About this task:
Your answer should be one number: how many lines of the records hold the string "Configuration".
Top of Source records
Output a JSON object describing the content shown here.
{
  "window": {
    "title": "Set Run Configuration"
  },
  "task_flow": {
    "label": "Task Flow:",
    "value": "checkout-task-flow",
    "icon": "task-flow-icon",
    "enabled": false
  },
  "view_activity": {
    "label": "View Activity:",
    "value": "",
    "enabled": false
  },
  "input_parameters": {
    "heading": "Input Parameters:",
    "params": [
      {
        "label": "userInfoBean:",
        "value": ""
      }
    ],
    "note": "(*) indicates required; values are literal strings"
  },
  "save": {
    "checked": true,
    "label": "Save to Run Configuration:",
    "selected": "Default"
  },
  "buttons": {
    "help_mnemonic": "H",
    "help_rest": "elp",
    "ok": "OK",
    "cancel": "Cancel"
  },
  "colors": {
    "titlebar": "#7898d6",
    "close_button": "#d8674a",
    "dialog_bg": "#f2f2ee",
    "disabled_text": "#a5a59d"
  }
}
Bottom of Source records
Response to the exercise:
2